Analysts recently suggested there would be more mine closures, idlings and sell-offs in the U.S. coal sector.
However, even though scant demand for coal has forced the Bristol, Va.-based company to significantly reduce production in recent months, most of those cuts were in thermal coal, Crutchfield said on the sidelines of the 6th Coaltrans Brazil and South America conference in Rio de Janeiro.
"Were now looking at our portfolio and will probably sell some assets, but most likely thermal coal assets not met coal," he said.
Alphas metallurgical coal sales increased 5.7 percent to 20.26 million tonnes in 2012 from 19.17 million tonnes in 2011, and metallurgical coal shipments for this year are expected to reach 20.5 million tonnes, Crutchfield said.
"We are third in the world right now (in metallurgical coal production)," he said. "Theres BHP (Billiton Plc), Teck (Resources Ltd.) and us, and we like that position; we want to continue there."
However, Alphas overall coal sales are forecast to decline to around 87 million tonnes this year from 108.8 million tonnes in 2012 and 106.3 million tonnes in 2011.

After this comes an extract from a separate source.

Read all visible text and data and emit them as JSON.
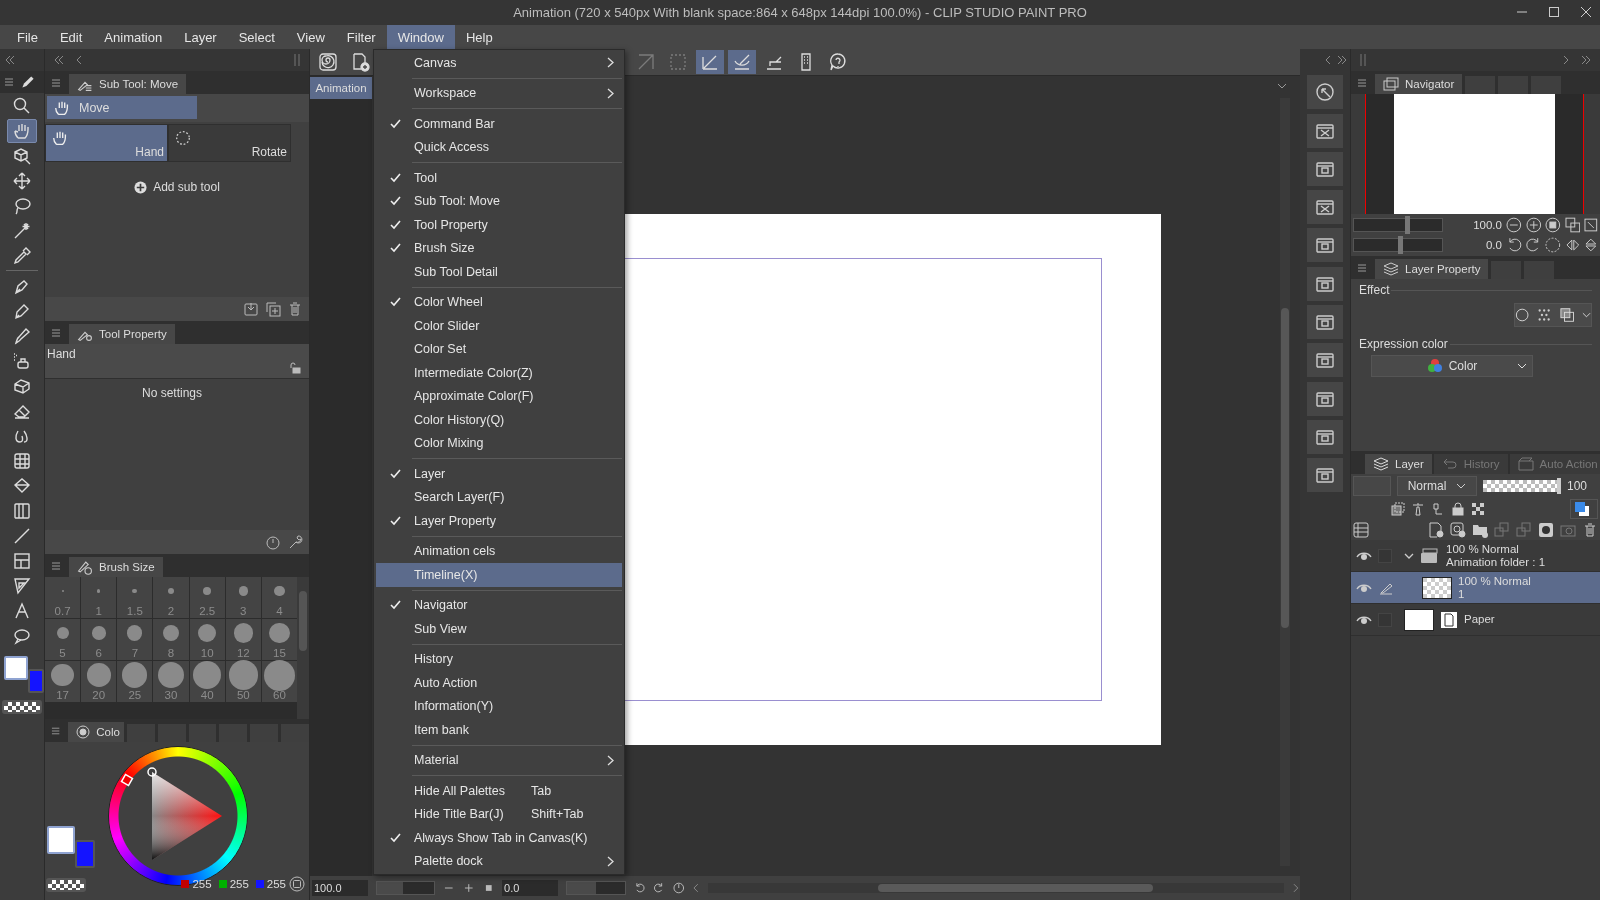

Crutchfield would like to see Alphas metallurgical coal exports to South America increase, he told delegates at the conference.

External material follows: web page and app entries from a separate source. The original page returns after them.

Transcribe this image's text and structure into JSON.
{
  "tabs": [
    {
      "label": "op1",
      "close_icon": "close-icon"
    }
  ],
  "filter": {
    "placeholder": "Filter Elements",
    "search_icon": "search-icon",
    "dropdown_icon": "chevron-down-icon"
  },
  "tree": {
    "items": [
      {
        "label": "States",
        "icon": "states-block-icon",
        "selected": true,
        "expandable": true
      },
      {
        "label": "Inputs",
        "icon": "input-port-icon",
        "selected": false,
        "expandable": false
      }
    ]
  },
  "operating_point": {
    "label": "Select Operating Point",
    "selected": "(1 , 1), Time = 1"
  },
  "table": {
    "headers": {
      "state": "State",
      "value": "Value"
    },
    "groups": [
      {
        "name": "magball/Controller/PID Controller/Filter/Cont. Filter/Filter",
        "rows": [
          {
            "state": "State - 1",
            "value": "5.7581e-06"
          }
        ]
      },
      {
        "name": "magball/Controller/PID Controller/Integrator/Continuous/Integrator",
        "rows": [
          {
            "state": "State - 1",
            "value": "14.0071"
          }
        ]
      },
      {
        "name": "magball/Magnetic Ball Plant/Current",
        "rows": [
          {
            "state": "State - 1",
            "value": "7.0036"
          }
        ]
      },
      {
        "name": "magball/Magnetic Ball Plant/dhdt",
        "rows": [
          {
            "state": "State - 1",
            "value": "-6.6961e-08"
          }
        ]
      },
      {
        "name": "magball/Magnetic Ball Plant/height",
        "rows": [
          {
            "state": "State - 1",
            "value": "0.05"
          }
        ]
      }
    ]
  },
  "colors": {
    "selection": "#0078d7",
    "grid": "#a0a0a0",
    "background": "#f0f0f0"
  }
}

Exports to South America reached 1.5 million tonnes in 2012. "We would like to double that," he said.
Overall, 75 percent of Alphas metallurgical coal sales are destined for the export market, especially to Europe and Asia.
Metallurgical coal production could "easily" be lifted to some 24 million to 25 million tonnes annually if demand improves, Crutchfield told Steel First when asked about the companys output capacity.
"In the future, we could increase that level to 30 million tonnes per year," he added.
A version of this article was first published by AMM sister publication Steel First.